Lawmaker Diether Dehm of the Linke party took fire over reports by Bilddaily and national news agency DPA that he had paid Christian Klar, 63, once a leading member of the now disbanded organisation, to manage his Internet publications.
The anti-capitalist RAF, also known as the Baader-Meinhof Gang, rocked Germany with a wave of bombings, killings and kidnappings targeting political and business leaders from the 1970s to the early 1990s.
Klar was jailed from 1982 to 2008 for involvement in a string of murders and other attacks. However, for the past few years he has managed Dehm's online presence, though not its content, DPA reported.

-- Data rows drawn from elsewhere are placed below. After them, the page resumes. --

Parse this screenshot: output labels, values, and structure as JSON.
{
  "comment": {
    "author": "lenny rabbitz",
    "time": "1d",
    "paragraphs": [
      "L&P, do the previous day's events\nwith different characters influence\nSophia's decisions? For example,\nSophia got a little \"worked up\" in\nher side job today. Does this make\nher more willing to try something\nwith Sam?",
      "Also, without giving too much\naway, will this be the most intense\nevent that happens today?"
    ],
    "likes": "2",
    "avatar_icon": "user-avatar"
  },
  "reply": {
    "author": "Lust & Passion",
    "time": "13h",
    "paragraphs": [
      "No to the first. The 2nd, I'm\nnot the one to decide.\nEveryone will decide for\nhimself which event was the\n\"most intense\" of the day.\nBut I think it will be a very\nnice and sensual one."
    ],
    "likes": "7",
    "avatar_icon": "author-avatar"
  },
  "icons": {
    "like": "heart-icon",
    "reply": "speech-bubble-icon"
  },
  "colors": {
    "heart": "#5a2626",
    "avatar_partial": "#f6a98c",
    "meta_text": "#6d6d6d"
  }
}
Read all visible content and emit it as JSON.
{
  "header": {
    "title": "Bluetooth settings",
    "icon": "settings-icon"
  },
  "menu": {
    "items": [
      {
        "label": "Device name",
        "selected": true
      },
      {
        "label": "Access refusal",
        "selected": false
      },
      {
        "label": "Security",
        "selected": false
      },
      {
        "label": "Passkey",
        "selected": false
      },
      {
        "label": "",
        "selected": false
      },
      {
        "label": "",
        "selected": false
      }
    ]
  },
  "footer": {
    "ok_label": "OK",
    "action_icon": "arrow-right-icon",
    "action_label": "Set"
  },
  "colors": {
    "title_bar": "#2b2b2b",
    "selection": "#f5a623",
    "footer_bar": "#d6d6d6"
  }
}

Dehm told DPA that Klar, once one of Germany's most-wanted terrorists,"today is a citizen like any other. He has done his time. And he hasn't committed any crime since his release from jail."
Klar worked from his Berlin apartment, not Dehm's parliamentary office, "for a small sum of money," according to the Bundestag deputy.
The case has drawn controversy because Klar has sought a parliamentary entry badge in order to join meetings. He was denied entry last December but was then allowed into the building as a personal guest of the lawmaker.
Parliament spokesman Ernst Hebeker told DPA that Klar had been rejected because of "security concerns" but added that the parliamentary bureau was now considering whether to allow him regular access in future.
Stephan Mayer of the conservative Bavarian CSU party, a coalition ally of Chancellor Angela Merkel, called the matter a "scandal" and said allowing Klar into the assembly building made a mockery of the victims' suffering.
Klar was sentenced to life in prison for his involvement in nine murders, including of a former top banker, justice official and business leader, and 11 attempted murders on behalf of the RAF, which saw itself as waging war against capitalism and imperialism.